● Task to carry out:
The records come next. Copy all of them exactly.

● Material shown:
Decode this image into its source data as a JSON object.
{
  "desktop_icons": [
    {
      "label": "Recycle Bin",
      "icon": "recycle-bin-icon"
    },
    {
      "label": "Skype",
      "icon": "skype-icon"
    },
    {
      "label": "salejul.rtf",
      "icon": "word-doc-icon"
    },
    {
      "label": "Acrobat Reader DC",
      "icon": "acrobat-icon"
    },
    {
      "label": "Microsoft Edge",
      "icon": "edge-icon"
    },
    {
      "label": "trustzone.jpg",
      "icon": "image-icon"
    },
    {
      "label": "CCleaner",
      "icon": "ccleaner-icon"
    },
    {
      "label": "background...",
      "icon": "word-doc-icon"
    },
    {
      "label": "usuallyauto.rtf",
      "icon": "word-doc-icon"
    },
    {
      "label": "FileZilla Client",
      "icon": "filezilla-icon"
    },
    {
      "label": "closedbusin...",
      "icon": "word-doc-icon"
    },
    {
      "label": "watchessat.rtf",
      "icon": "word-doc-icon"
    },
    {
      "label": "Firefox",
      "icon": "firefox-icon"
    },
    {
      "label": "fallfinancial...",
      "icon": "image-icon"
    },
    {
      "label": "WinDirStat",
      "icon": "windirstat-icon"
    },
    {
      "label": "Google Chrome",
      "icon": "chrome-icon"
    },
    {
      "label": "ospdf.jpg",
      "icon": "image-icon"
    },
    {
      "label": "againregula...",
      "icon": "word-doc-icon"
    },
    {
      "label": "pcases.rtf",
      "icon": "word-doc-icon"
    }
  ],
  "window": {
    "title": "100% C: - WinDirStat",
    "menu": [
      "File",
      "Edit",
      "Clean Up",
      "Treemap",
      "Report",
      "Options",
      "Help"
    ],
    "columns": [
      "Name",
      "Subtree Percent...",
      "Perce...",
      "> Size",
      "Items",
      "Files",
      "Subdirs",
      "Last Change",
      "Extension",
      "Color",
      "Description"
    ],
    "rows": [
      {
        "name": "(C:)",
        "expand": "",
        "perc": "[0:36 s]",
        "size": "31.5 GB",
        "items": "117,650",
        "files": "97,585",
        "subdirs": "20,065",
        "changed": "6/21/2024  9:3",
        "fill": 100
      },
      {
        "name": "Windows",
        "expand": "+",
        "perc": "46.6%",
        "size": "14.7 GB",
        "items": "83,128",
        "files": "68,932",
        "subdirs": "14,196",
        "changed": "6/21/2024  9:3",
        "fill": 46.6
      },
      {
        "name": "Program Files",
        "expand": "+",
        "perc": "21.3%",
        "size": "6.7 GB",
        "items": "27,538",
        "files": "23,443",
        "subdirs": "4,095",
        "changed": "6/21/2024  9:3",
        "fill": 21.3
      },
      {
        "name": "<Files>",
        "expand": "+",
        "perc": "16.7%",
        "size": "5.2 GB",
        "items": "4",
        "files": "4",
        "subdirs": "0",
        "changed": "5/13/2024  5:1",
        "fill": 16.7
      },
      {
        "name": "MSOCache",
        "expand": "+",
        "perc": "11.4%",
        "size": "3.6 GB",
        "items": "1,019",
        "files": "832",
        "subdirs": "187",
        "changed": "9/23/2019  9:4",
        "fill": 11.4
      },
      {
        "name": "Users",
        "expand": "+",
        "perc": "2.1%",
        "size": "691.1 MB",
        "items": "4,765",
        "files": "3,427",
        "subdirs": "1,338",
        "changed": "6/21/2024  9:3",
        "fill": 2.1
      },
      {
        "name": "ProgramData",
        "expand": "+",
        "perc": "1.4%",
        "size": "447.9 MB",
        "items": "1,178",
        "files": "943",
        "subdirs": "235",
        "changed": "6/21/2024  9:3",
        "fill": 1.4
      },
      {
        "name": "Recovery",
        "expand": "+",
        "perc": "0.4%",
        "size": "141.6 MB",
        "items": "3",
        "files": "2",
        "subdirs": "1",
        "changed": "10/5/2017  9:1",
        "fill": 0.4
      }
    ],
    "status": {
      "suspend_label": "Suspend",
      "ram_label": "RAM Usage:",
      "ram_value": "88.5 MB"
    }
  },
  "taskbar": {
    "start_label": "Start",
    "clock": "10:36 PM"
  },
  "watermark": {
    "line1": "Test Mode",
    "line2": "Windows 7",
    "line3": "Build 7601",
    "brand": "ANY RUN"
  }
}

● Task response:
Decode this image into its source data as a JSON object.
{
  "desktop_icons": [
    {
      "label": "Recycle Bin",
      "icon": "recycle-bin-icon"
    },
    {
      "label": "Skype",
      "icon": "skype-icon"
    },
    {
      "label": "salejul.rtf",
      "icon": "word-doc-icon"
    },
    {
      "label": "Acrobat Reader DC",
      "icon": "acrobat-icon"
    },
    {
      "label": "Microsoft Edge",
      "icon": "edge-icon"
    },
    {
      "label": "trustzone.jpg",
      "icon": "image-icon"
    },
    {
      "label": "CCleaner",
      "icon": "ccleaner-icon"
    },
    {
      "label": "background...",
      "icon": "word-doc-icon"
    },
    {
      "label": "usuallyauto.rtf",
      "icon": "word-doc-icon"
    },
    {
      "label": "FileZilla Client",
      "icon": "filezilla-icon"
    },
    {
      "label": "closedbusin...",
      "icon": "word-doc-icon"
    },
    {
      "label": "watchessat.rtf",
      "icon": "word-doc-icon"
    },
    {
      "label": "Firefox",
      "icon": "firefox-icon"
    },
    {
      "label": "fallfinancial...",
      "icon": "image-icon"
    },
    {
      "label": "WinDirStat",
      "icon": "windirstat-icon"
    },
    {
      "label": "Google Chrome",
      "icon": "chrome-icon"
    },
    {
      "label": "ospdf.jpg",
      "icon": "image-icon"
    },
    {
      "label": "againregula...",
      "icon": "word-doc-icon"
    },
    {
      "label": "pcases.rtf",
      "icon": "word-doc-icon"
    }
  ],
  "window": {
    "title": "100% C: - WinDirStat",
    "menu": [
      "File",
      "Edit",
      "Clean Up",
      "Treemap",
      "Report",
      "Options",
      "Help"
    ],
    "columns": [
      "Name",
      "Subtree Percent...",
      "Perce...",
      "> Size",
      "Items",
      "Files",
      "Subdirs",
      "Last Change",
      "Extension",
      "Color",
      "Description"
    ],
    "rows": [
      {
        "name": "(C:)",
        "expand": "",
        "perc": "[0:36 s]",
        "size": "31.5 GB",
        "items": "117,650",
        "files": "97,585",
        "subdirs": "20,065",
        "changed": "6/21/2024  9:3",
        "fill": 100
      },
      {
        "name": "Windows",
        "expand": "+",
        "perc": "46.6%",
        "size": "14.7 GB",
        "items": "83,128",
        "files": "68,932",
        "subdirs": "14,196",
        "changed": "6/21/2024  9:3",
        "fill": 46.6
      },
      {
        "name": "Program Files",
        "expand": "+",
        "perc": "21.3%",
        "size": "6.7 GB",
        "items": "27,538",
        "files": "23,443",
        "subdirs": "4,095",
        "changed": "6/21/2024  9:3",
        "fill": 21.3
      },
      {
        "name": "<Files>",
        "expand": "+",
        "perc": "16.7%",
        "size": "5.2 GB",
        "items": "4",
        "files": "4",
        "subdirs": "0",
        "changed": "5/13/2024  5:1",
        "fill": 16.7
      },
      {
        "name": "MSOCache",
        "expand": "+",
        "perc": "11.4%",
        "size": "3.6 GB",
        "items": "1,019",
        "files": "832",
        "subdirs": "187",
        "changed": "9/23/2019  9:4",
        "fill": 11.4
      },
      {
        "name": "Users",
        "expand": "+",
        "perc": "2.1%",
        "size": "691.1 MB",
        "items": "4,765",
        "files": "3,427",
        "subdirs": "1,338",
        "changed": "6/21/2024  9:3",
        "fill": 2.1
      },
      {
        "name": "ProgramData",
        "expand": "+",
        "perc": "1.4%",
        "size": "447.9 MB",
        "items": "1,178",
        "files": "943",
        "subdirs": "235",
        "changed": "6/21/2024  9:3",
        "fill": 1.4
      },
      {
        "name": "Recovery",
        "expand": "+",
        "perc": "0.4%",
        "size": "141.6 MB",
        "items": "3",
        "files": "2",
        "subdirs": "1",
        "changed": "10/5/2017  9:1",
        "fill": 0.4
      }
    ],
    "status": {
      "suspend_label": "Suspend",
      "ram_label": "RAM Usage:",
      "ram_value": "88.5 MB"
    }
  },
  "taskbar": {
    "start_label": "Start",
    "clock": "10:36 PM"
  },
  "watermark": {
    "line1": "Test Mode",
    "line2": "Windows 7",
    "line3": "Build 7601",
    "brand": "ANY RUN"
  }
}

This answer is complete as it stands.